Many Americans have been dealing with income loss in the course of the pandemic. Others incurred extra expenses, like childcare costs, when their circumstances changed. If you’ve been impacted financially by the events of the past year, then you may not be in the strongest position to take a big trip — and the last thing you should do is rack up serious debt in the course of getting away.
Before you commit to a costly vacation, crunch some numbers to see how much you can afford to spend. And try not to dip into your emergency fund to pay for a trip. That money should be reserved for unplanned expenses only.
2. Am I getting a good deal?
Summer is a popular time to travel — it’s when the weather is warm and school’s not in session. But because so many people book trips during the summer, prices can easily get inflated, and you may end up spending a lot more by virtue of traveling at a peak time.
Before you firm up plans to take a summer trip, ask yourself if you have the option to get away at a different point during the year and if doing so will save you money. If you don’t have school-aged kids, for example, you can travel for two weeks in October without academic repercussions. If that’s the case, you may want to postpone a summer trip to the fall if doing so saves you hundreds or even thousands of dollars.
3. Am I using the right credit cards to book my plans?
Putting your hotels, flights, and rental car on the right credit card could result in serious cash back — money you can use to pay for extras or offset the cost of booking it. In fact, if you don’t already have a travel rewards card, it pays to apply for one before solidifying your plans. You may find that by using one of these cards, you’ll enjoy cost-saving perks like discounted reservations and free checked baggage on flights.
Many people are excited to get away this summer, and if you haven’t left your neighborhood much over the past year, you may be looking at an extended getaway. But before you take that mega-trip, make sure you can swing it financially, you’re traveling at the right time, and you’re charging your expenses on the best credit card.

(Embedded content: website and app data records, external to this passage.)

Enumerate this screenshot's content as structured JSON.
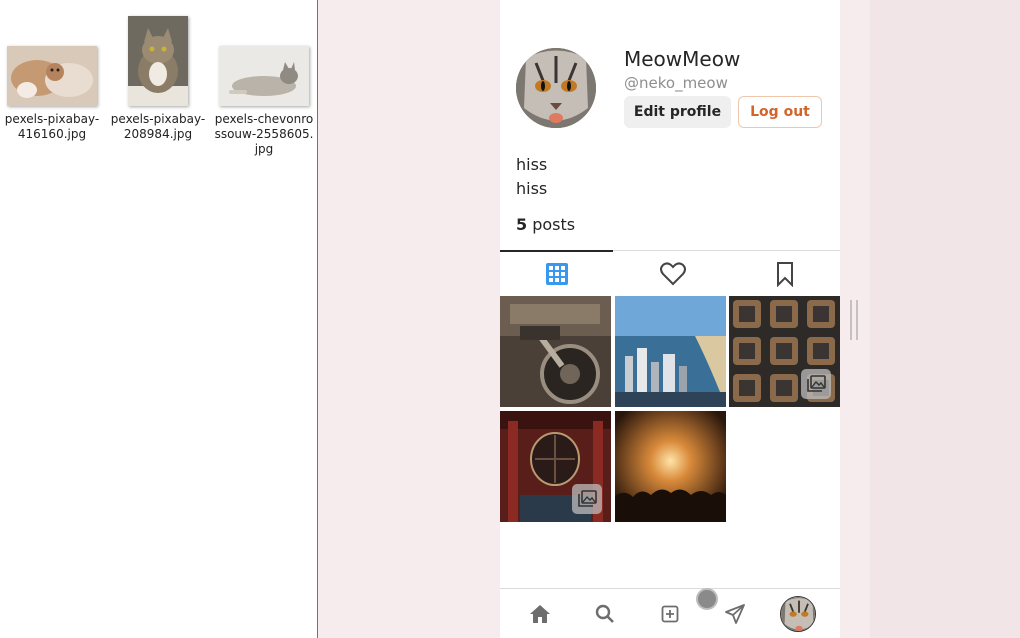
{
  "files": [
    {
      "name": "pexels-pixabay-416160.jpg"
    },
    {
      "name": "pexels-pixabay-208984.jpg"
    },
    {
      "name": "pexels-chevonrossouw-2558605.jpg"
    }
  ],
  "profile": {
    "username": "MeowMeow",
    "handle": "@neko_meow",
    "edit_label": "Edit profile",
    "logout_label": "Log out",
    "bio_lines": [
      "hiss",
      "hiss"
    ],
    "post_count": "5",
    "posts_label": " posts"
  },
  "tabs": [
    {
      "icon": "grid-icon",
      "active": true
    },
    {
      "icon": "heart-icon",
      "active": false
    },
    {
      "icon": "bookmark-icon",
      "active": false
    }
  ],
  "posts": [
    {
      "subject": "motorcycle",
      "multi": false
    },
    {
      "subject": "city-coast",
      "multi": false
    },
    {
      "subject": "aerial-city",
      "multi": true
    },
    {
      "subject": "temple-lantern",
      "multi": true
    },
    {
      "subject": "concert",
      "multi": false
    }
  ],
  "bottom_nav": [
    {
      "icon": "home-icon"
    },
    {
      "icon": "search-icon"
    },
    {
      "icon": "add-post-icon"
    },
    {
      "icon": "send-icon"
    },
    {
      "icon": "profile-avatar-icon"
    }
  ],
  "colors": {
    "accent": "#3897f0",
    "logout": "#d4652a",
    "background": "#f6ecee"
  }
}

The last thing you want to do is sink tons of effort and money into your trip, only to realize you made some sort of major mistake along the way.